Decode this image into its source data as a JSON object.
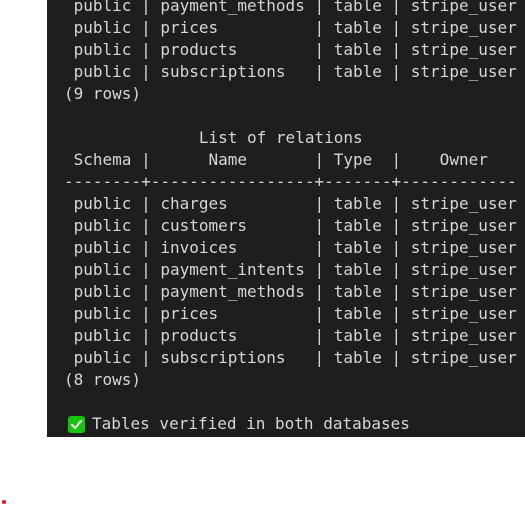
{
  "colors": {
    "terminal_bg": "#1e1e1e",
    "terminal_fg": "#d6d6d6",
    "check_green": "#16c60c",
    "dot_red": "#e81123"
  },
  "terminal": {
    "top_rows": [
      " public | payment_methods | table | stripe_user",
      " public | prices          | table | stripe_user",
      " public | products        | table | stripe_user",
      " public | subscriptions   | table | stripe_user"
    ],
    "top_footer": "(9 rows)",
    "second": {
      "title": "              List of relations",
      "header": " Schema |      Name       | Type  |    Owner",
      "separator": "--------+-----------------+-------+------------",
      "rows": [
        " public | charges         | table | stripe_user",
        " public | customers       | table | stripe_user",
        " public | invoices        | table | stripe_user",
        " public | payment_intents | table | stripe_user",
        " public | payment_methods | table | stripe_user",
        " public | prices          | table | stripe_user",
        " public | products        | table | stripe_user",
        " public | subscriptions   | table | stripe_user"
      ],
      "footer": "(8 rows)"
    },
    "verified_icon": "check-mark-icon",
    "verified_text": "Tables verified in both databases"
  }
}
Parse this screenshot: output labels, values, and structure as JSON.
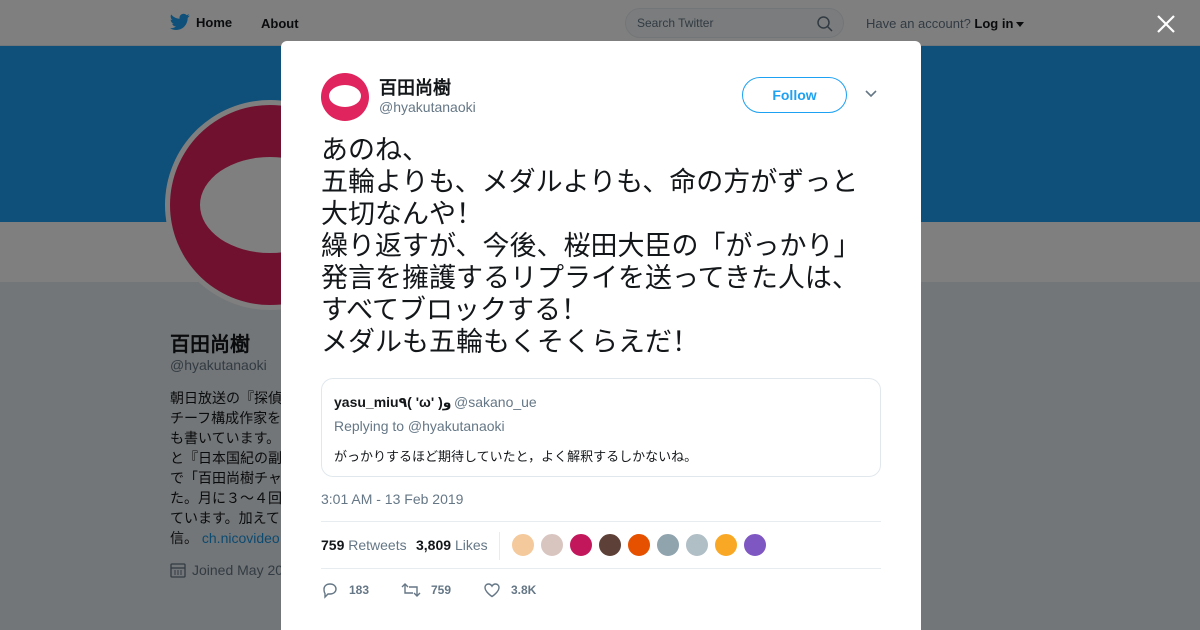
{
  "topbar": {
    "home_label": "Home",
    "about_label": "About",
    "search_placeholder": "Search Twitter",
    "account_prompt": "Have an account?",
    "login_label": "Log in",
    "brand_color": "#1da1f2"
  },
  "profile": {
    "name": "百田尚樹",
    "handle": "@hyakutanaoki",
    "bio_lines": [
      "朝日放送の『探偵",
      "チーフ構成作家を",
      "も書いています。",
      "と『日本国紀の副",
      "で「百田尚樹チャ",
      "た。月に３～４回",
      "ています。加えて",
      "信。"
    ],
    "bio_link": "ch.nicovideo",
    "joined": "Joined May 20",
    "avatar_color": "#e0245e"
  },
  "tweet": {
    "author_name": "百田尚樹",
    "author_handle": "@hyakutanaoki",
    "follow_label": "Follow",
    "text": "あのね、\n五輪よりも、メダルよりも、命の方がずっと\n大切なんや！\n繰り返すが、今後、桜田大臣の「がっかり」\n発言を擁護するリプライを送ってきた人は、\nすべてブロックする！\nメダルも五輪もくそくらえだ！",
    "quote": {
      "name": "yasu_miu٩( 'ω' )و",
      "handle": "@sakano_ue",
      "replying_to": "Replying to @hyakutanaoki",
      "text": "がっかりするほど期待していたと，よく解釈するしかないね。"
    },
    "timestamp": "3:01 AM - 13 Feb 2019",
    "stats": {
      "retweets_count": "759",
      "retweets_label": "Retweets",
      "likes_count": "3,809",
      "likes_label": "Likes"
    },
    "likers": [
      "#f4c99b",
      "#d9c5c0",
      "#c2185b",
      "#5d4037",
      "#e65100",
      "#90a4ae",
      "#b0bec5",
      "#f9a825",
      "#7e57c2"
    ],
    "actions": {
      "reply_count": "183",
      "retweet_count": "759",
      "like_count": "3.8K"
    }
  }
}
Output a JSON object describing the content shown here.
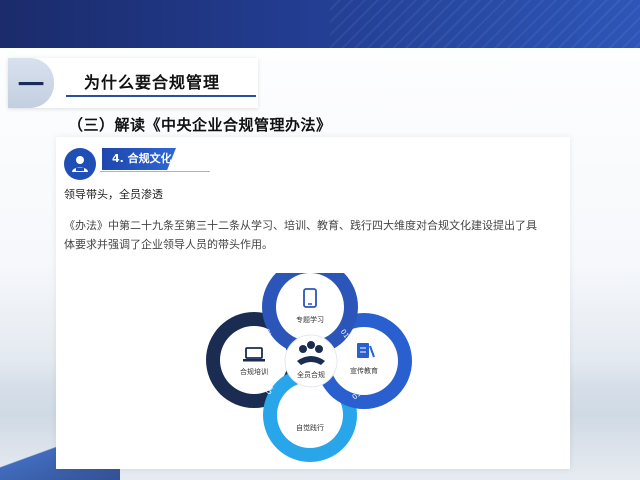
{
  "section": {
    "number": "一",
    "title": "为什么要合规管理"
  },
  "subheading": "（三）解读《中央企业合规管理办法》",
  "card": {
    "tag": "4. 合规文化",
    "subtitle": "领导带头，全员渗透",
    "body_line1": "《办法》中第二十九条至第三十二条从学习、培训、教育、践行四大维度对合规文化建设提出了具",
    "body_line2": "体要求并强调了企业领导人员的带头作用。"
  },
  "diagram": {
    "center": "全员合规",
    "top": {
      "label": "专题学习",
      "num": "01"
    },
    "right": {
      "label": "宣传教育",
      "num": "03"
    },
    "bottom": {
      "label": "自觉践行",
      "num": "04"
    },
    "left": {
      "label": "合规培训",
      "num": "02"
    }
  },
  "colors": {
    "banner": "#223c8f",
    "accent": "#1f4fb5",
    "ring_top": "#2b55b8",
    "ring_right": "#2a5fd0",
    "ring_bottom": "#29a6ea",
    "ring_left": "#1a2c52"
  },
  "icons": [
    "user-group-icon",
    "mobile-phone-icon",
    "document-pen-icon",
    "laptop-icon",
    "hands-together-icon"
  ]
}
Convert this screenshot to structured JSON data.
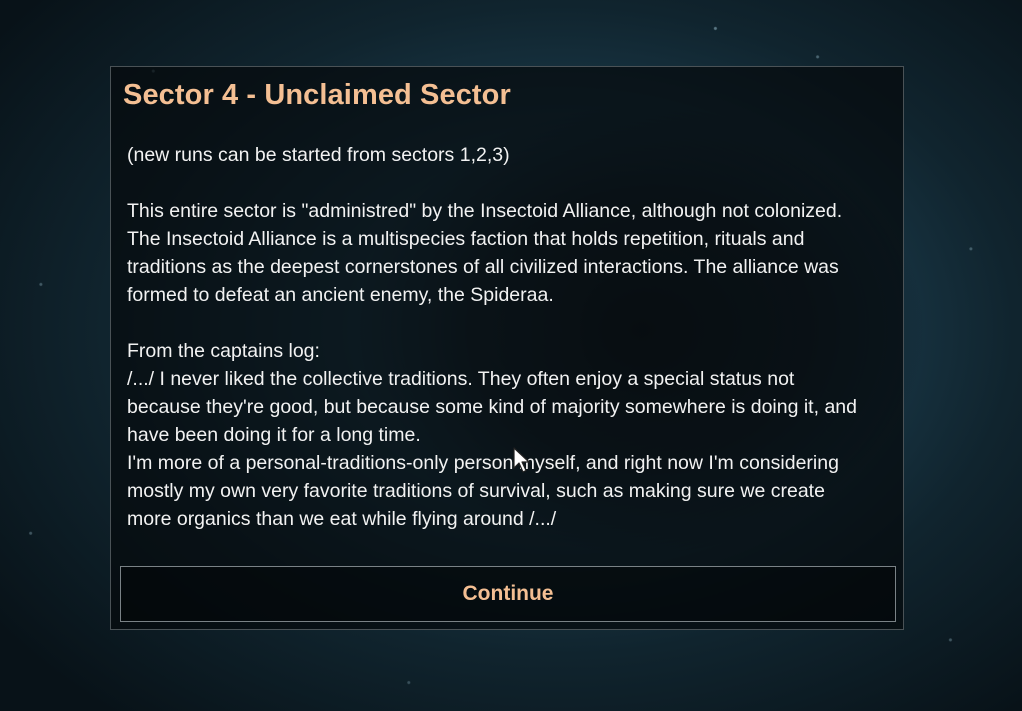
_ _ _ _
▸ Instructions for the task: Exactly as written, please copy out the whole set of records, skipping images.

▸ Your solution:
Decode this image into its source data as a JSON object.
{
  "colors": {
    "terminal_bg": "#1e1e1e",
    "terminal_fg": "#d6d6d6",
    "check_green": "#16c60c",
    "dot_red": "#e81123"
  },
  "terminal": {
    "top_rows": [
      " public | payment_methods | table | stripe_user",
      " public | prices          | table | stripe_user",
      " public | products        | table | stripe_user",
      " public | subscriptions   | table | stripe_user"
    ],
    "top_footer": "(9 rows)",
    "second": {
      "title": "              List of relations",
      "header": " Schema |      Name       | Type  |    Owner",
      "separator": "--------+-----------------+-------+------------",
      "rows": [
        " public | charges         | table | stripe_user",
        " public | customers       | table | stripe_user",
        " public | invoices        | table | stripe_user",
        " public | payment_intents | table | stripe_user",
        " public | payment_methods | table | stripe_user",
        " public | prices          | table | stripe_user",
        " public | products        | table | stripe_user",
        " public | subscriptions   | table | stripe_user"
      ],
      "footer": "(8 rows)"
    },
    "verified_icon": "check-mark-icon",
    "verified_text": "Tables verified in both databases"
  }
}
Parse this screenshot: output labels, values, and structure as JSON.
{
  "topbar": {
    "home_label": "Home",
    "about_label": "About",
    "search_placeholder": "Search Twitter",
    "account_prompt": "Have an account?",
    "login_label": "Log in",
    "brand_color": "#1da1f2"
  },
  "profile": {
    "name": "百田尚樹",
    "handle": "@hyakutanaoki",
    "bio_lines": [
      "朝日放送の『探偵",
      "チーフ構成作家を",
      "も書いています。",
      "と『日本国紀の副",
      "で「百田尚樹チャ",
      "た。月に３～４回",
      "ています。加えて",
      "信。"
    ],
    "bio_link": "ch.nicovideo",
    "joined": "Joined May 20",
    "avatar_color": "#e0245e"
  },
  "tweet": {
    "author_name": "百田尚樹",
    "author_handle": "@hyakutanaoki",
    "follow_label": "Follow",
    "text": "あのね、\n五輪よりも、メダルよりも、命の方がずっと\n大切なんや！\n繰り返すが、今後、桜田大臣の「がっかり」\n発言を擁護するリプライを送ってきた人は、\nすべてブロックする！\nメダルも五輪もくそくらえだ！",
    "quote": {
      "name": "yasu_miu٩( 'ω' )و",
      "handle": "@sakano_ue",
      "replying_to": "Replying to @hyakutanaoki",
      "text": "がっかりするほど期待していたと，よく解釈するしかないね。"
    },
    "timestamp": "3:01 AM - 13 Feb 2019",
    "stats": {
      "retweets_count": "759",
      "retweets_label": "Retweets",
      "likes_count": "3,809",
      "likes_label": "Likes"
    },
    "likers": [
      "#f4c99b",
      "#d9c5c0",
      "#c2185b",
      "#5d4037",
      "#e65100",
      "#90a4ae",
      "#b0bec5",
      "#f9a825",
      "#7e57c2"
    ],
    "actions": {
      "reply_count": "183",
      "retweet_count": "759",
      "like_count": "3.8K"
    }
  }
}
Output a JSON object describing the content shown here.
{
  "section": {
    "number": "一",
    "title": "为什么要合规管理"
  },
  "subheading": "（三）解读《中央企业合规管理办法》",
  "card": {
    "tag": "4. 合规文化",
    "subtitle": "领导带头，全员渗透",
    "body_line1": "《办法》中第二十九条至第三十二条从学习、培训、教育、践行四大维度对合规文化建设提出了具",
    "body_line2": "体要求并强调了企业领导人员的带头作用。"
  },
  "diagram": {
    "center": "全员合规",
    "top": {
      "label": "专题学习",
      "num": "01"
    },
    "right": {
      "label": "宣传教育",
      "num": "03"
    },
    "bottom": {
      "label": "自觉践行",
      "num": "04"
    },
    "left": {
      "label": "合规培训",
      "num": "02"
    }
  },
  "colors": {
    "banner": "#223c8f",
    "accent": "#1f4fb5",
    "ring_top": "#2b55b8",
    "ring_right": "#2a5fd0",
    "ring_bottom": "#29a6ea",
    "ring_left": "#1a2c52"
  },
  "icons": [
    "user-group-icon",
    "mobile-phone-icon",
    "document-pen-icon",
    "laptop-icon",
    "hands-together-icon"
  ]
}
Convert this screenshot to structured JSON data.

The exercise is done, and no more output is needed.